What is expected:
Search the records for lines that contain the word "Wakacje". Copy them all.

..............................

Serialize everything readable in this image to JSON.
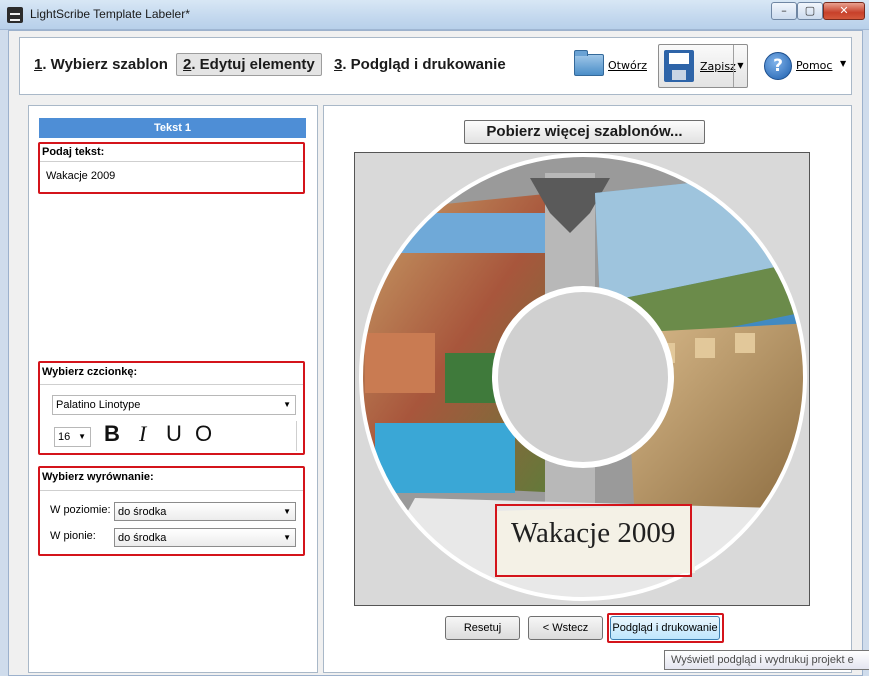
{
  "window": {
    "title": "LightScribe Template Labeler*",
    "controls": {
      "minimize": "–",
      "maximize": "▢",
      "close": "✕"
    }
  },
  "steps": [
    {
      "num": "1",
      "label": ". Wybierz szablon"
    },
    {
      "num": "2",
      "label": ". Edytuj elementy"
    },
    {
      "num": "3",
      "label": ". Podgląd i drukowanie"
    }
  ],
  "toolbar": {
    "open_label": "Otwórz",
    "save_label": "Zapisz",
    "help_label": "Pomoc",
    "dropdown_glyph": "▼",
    "help_glyph": "?"
  },
  "left_panel": {
    "tab_title": "Tekst 1",
    "text_section": {
      "title": "Podaj tekst:",
      "value": "Wakacje 2009"
    },
    "font_section": {
      "title": "Wybierz czcionkę:",
      "font": "Palatino Linotype",
      "size": "16",
      "bold": "B",
      "italic": "I",
      "underline": "U",
      "outline": "O"
    },
    "align_section": {
      "title": "Wybierz wyrównanie:",
      "horizontal_label": "W poziomie:",
      "horizontal_value": "do środka",
      "vertical_label": "W pionie:",
      "vertical_value": "do środka"
    }
  },
  "right_panel": {
    "more_templates_label": "Pobierz więcej szablonów...",
    "disc_label_text": "Wakacje 2009",
    "buttons": {
      "reset": "Resetuj",
      "back": "< Wstecz",
      "print": "Podgląd i drukowanie"
    }
  },
  "tooltip": "Wyświetl podgląd i wydrukuj projekt e",
  "colors": {
    "highlight": "#d4141b",
    "tab_header": "#4e8ed6",
    "accent": "#3c7fb1"
  }
}
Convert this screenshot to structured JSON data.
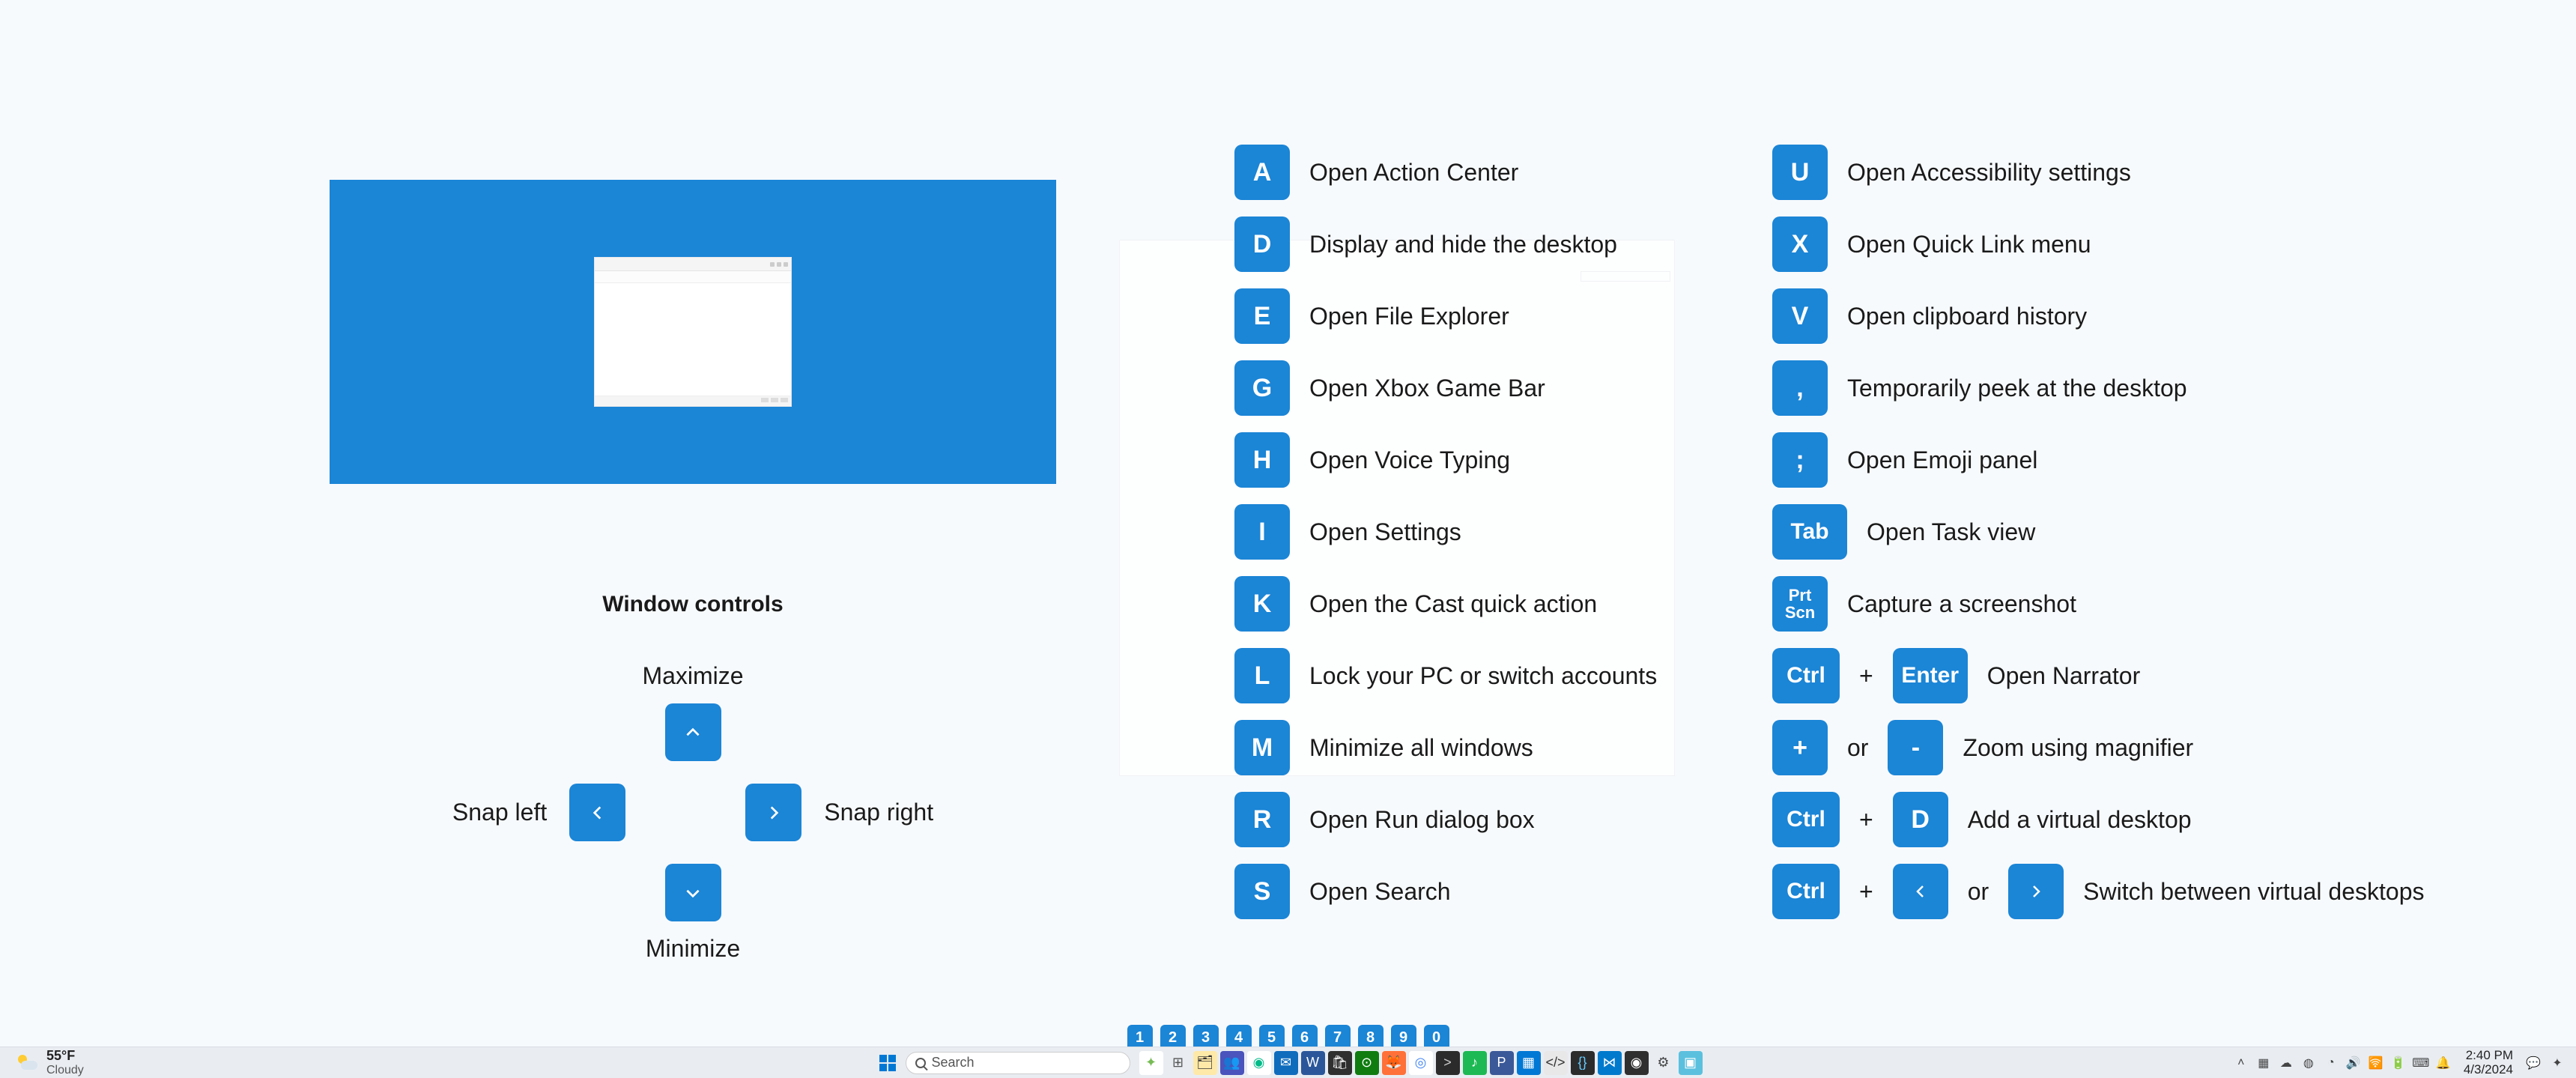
{
  "window_controls": {
    "title": "Window controls",
    "maximize": "Maximize",
    "minimize": "Minimize",
    "snap_left": "Snap left",
    "snap_right": "Snap right"
  },
  "shortcuts_col1": [
    {
      "keys": [
        {
          "t": "k",
          "v": "A"
        }
      ],
      "label": "Open Action Center"
    },
    {
      "keys": [
        {
          "t": "k",
          "v": "D"
        }
      ],
      "label": "Display and hide the desktop"
    },
    {
      "keys": [
        {
          "t": "k",
          "v": "E"
        }
      ],
      "label": "Open File Explorer"
    },
    {
      "keys": [
        {
          "t": "k",
          "v": "G"
        }
      ],
      "label": "Open Xbox Game Bar"
    },
    {
      "keys": [
        {
          "t": "k",
          "v": "H"
        }
      ],
      "label": "Open Voice Typing"
    },
    {
      "keys": [
        {
          "t": "k",
          "v": "I"
        }
      ],
      "label": "Open Settings"
    },
    {
      "keys": [
        {
          "t": "k",
          "v": "K"
        }
      ],
      "label": "Open the Cast quick action"
    },
    {
      "keys": [
        {
          "t": "k",
          "v": "L"
        }
      ],
      "label": "Lock your PC or switch accounts"
    },
    {
      "keys": [
        {
          "t": "k",
          "v": "M"
        }
      ],
      "label": "Minimize all windows"
    },
    {
      "keys": [
        {
          "t": "k",
          "v": "R"
        }
      ],
      "label": "Open Run dialog box"
    },
    {
      "keys": [
        {
          "t": "k",
          "v": "S"
        }
      ],
      "label": "Open Search"
    }
  ],
  "shortcuts_col2": [
    {
      "keys": [
        {
          "t": "k",
          "v": "U"
        }
      ],
      "label": "Open Accessibility settings"
    },
    {
      "keys": [
        {
          "t": "k",
          "v": "X"
        }
      ],
      "label": "Open Quick Link menu"
    },
    {
      "keys": [
        {
          "t": "k",
          "v": "V"
        }
      ],
      "label": "Open clipboard history"
    },
    {
      "keys": [
        {
          "t": "k",
          "v": ","
        }
      ],
      "label": "Temporarily peek at the desktop"
    },
    {
      "keys": [
        {
          "t": "k",
          "v": ";"
        }
      ],
      "label": "Open Emoji panel"
    },
    {
      "keys": [
        {
          "t": "k",
          "v": "Tab",
          "cls": "wide"
        }
      ],
      "label": "Open Task view"
    },
    {
      "keys": [
        {
          "t": "ml",
          "v": "Prt\nScn"
        }
      ],
      "label": "Capture a screenshot"
    },
    {
      "keys": [
        {
          "t": "k",
          "v": "Ctrl",
          "cls": "ctrl"
        },
        {
          "t": "j",
          "v": "+"
        },
        {
          "t": "k",
          "v": "Enter",
          "cls": "wide"
        }
      ],
      "label": "Open Narrator"
    },
    {
      "keys": [
        {
          "t": "k",
          "v": "+"
        },
        {
          "t": "j",
          "v": "or"
        },
        {
          "t": "k",
          "v": "-"
        }
      ],
      "label": "Zoom using magnifier"
    },
    {
      "keys": [
        {
          "t": "k",
          "v": "Ctrl",
          "cls": "ctrl"
        },
        {
          "t": "j",
          "v": "+"
        },
        {
          "t": "k",
          "v": "D"
        }
      ],
      "label": "Add a virtual desktop"
    },
    {
      "keys": [
        {
          "t": "k",
          "v": "Ctrl",
          "cls": "ctrl"
        },
        {
          "t": "j",
          "v": "+"
        },
        {
          "t": "al",
          "v": ""
        },
        {
          "t": "j",
          "v": "or"
        },
        {
          "t": "ar",
          "v": ""
        }
      ],
      "label": "Switch between virtual desktops"
    }
  ],
  "pager": [
    "1",
    "2",
    "3",
    "4",
    "5",
    "6",
    "7",
    "8",
    "9",
    "0"
  ],
  "taskbar": {
    "weather_temp": "55°F",
    "weather_cond": "Cloudy",
    "search_placeholder": "Search",
    "clock_time": "2:40 PM",
    "clock_date": "4/3/2024",
    "apps": [
      {
        "name": "copilot",
        "bg": "#ffffff",
        "fg": "#7b5",
        "glyph": "✦"
      },
      {
        "name": "task-view",
        "bg": "transparent",
        "fg": "#555",
        "glyph": "⊞"
      },
      {
        "name": "file-explorer",
        "bg": "#ffe9a8",
        "fg": "#333",
        "glyph": "🗂"
      },
      {
        "name": "teams",
        "bg": "#4b53bc",
        "fg": "#fff",
        "glyph": "👥"
      },
      {
        "name": "edge",
        "bg": "#ffffff",
        "fg": "#0b8",
        "glyph": "◉"
      },
      {
        "name": "outlook",
        "bg": "#0f6cbd",
        "fg": "#fff",
        "glyph": "✉"
      },
      {
        "name": "word",
        "bg": "#2b579a",
        "fg": "#fff",
        "glyph": "W"
      },
      {
        "name": "store",
        "bg": "#2f2f2f",
        "fg": "#fff",
        "glyph": "🛍"
      },
      {
        "name": "xbox",
        "bg": "#107c10",
        "fg": "#fff",
        "glyph": "⊙"
      },
      {
        "name": "firefox",
        "bg": "#ff7139",
        "fg": "#fff",
        "glyph": "🦊"
      },
      {
        "name": "chrome",
        "bg": "#ffffff",
        "fg": "#4285f4",
        "glyph": "◎"
      },
      {
        "name": "terminal",
        "bg": "#2b2b2b",
        "fg": "#ccc",
        "glyph": ">"
      },
      {
        "name": "music",
        "bg": "#1db954",
        "fg": "#fff",
        "glyph": "♪"
      },
      {
        "name": "p-app",
        "bg": "#3b5998",
        "fg": "#fff",
        "glyph": "P"
      },
      {
        "name": "calendar",
        "bg": "#0078d4",
        "fg": "#fff",
        "glyph": "▦"
      },
      {
        "name": "code-1",
        "bg": "#e8e8e8",
        "fg": "#333",
        "glyph": "</>"
      },
      {
        "name": "code-2",
        "bg": "#2b2b2b",
        "fg": "#6cf",
        "glyph": "{}"
      },
      {
        "name": "vscode",
        "bg": "#007acc",
        "fg": "#fff",
        "glyph": "⋈"
      },
      {
        "name": "obs",
        "bg": "#2f2f2f",
        "fg": "#fff",
        "glyph": "◉"
      },
      {
        "name": "settings",
        "bg": "transparent",
        "fg": "#444",
        "glyph": "⚙"
      },
      {
        "name": "app-x",
        "bg": "#5bc0de",
        "fg": "#fff",
        "glyph": "▣"
      }
    ],
    "tray": [
      "˄",
      "▦",
      "☁",
      "◍",
      "◔",
      "🔊",
      "🛜",
      "🔋",
      "⌨",
      "🔔"
    ]
  }
}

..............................

Written answer:
      "value": "Wakacje 2009"
    "disc_label_text": "Wakacje 2009",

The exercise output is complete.